Which lines in the data below contain the string "Tanger"? Show each one.

Items from a dataset
::::::
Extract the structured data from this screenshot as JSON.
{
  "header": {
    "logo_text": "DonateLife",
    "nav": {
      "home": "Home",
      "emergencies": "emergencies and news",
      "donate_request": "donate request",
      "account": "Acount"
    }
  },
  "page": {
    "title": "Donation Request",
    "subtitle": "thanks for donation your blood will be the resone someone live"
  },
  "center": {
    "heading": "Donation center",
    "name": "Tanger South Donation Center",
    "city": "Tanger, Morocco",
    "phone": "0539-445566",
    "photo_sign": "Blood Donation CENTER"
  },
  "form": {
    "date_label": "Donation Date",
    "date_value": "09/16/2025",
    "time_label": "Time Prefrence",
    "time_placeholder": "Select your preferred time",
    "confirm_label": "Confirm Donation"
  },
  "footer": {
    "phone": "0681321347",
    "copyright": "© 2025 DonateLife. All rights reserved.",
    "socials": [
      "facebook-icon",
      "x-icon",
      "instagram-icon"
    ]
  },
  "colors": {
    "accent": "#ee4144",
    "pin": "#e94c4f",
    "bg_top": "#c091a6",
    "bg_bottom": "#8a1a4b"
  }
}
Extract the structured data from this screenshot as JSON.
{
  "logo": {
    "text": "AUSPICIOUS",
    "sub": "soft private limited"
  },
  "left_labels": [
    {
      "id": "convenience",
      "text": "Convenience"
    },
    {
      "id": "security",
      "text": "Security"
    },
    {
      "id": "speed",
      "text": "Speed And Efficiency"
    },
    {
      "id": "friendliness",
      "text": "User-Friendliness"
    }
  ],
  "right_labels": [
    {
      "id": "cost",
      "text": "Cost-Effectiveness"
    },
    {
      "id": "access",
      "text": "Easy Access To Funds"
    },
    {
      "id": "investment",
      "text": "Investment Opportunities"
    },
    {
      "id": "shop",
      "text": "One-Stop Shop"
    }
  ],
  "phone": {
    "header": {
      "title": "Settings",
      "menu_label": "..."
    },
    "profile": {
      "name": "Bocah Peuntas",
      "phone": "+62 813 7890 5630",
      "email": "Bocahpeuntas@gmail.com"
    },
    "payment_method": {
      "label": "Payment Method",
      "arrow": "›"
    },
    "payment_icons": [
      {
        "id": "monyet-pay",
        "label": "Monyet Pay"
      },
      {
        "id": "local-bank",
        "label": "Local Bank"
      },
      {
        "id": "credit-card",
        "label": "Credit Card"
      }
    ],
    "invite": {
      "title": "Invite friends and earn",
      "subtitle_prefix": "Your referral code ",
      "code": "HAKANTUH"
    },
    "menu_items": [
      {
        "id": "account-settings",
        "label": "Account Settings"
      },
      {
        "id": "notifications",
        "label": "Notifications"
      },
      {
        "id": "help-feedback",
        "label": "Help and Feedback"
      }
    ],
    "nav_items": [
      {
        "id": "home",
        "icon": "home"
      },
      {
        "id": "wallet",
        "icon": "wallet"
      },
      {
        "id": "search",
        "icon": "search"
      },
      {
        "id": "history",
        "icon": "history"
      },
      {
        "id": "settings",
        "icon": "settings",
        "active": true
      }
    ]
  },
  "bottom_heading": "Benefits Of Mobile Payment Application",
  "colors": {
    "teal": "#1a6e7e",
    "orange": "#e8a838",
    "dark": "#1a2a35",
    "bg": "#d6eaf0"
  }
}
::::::
SOLVED EXERCISE —
    "name": "Tanger South Donation Center",
    "city": "Tanger, Morocco",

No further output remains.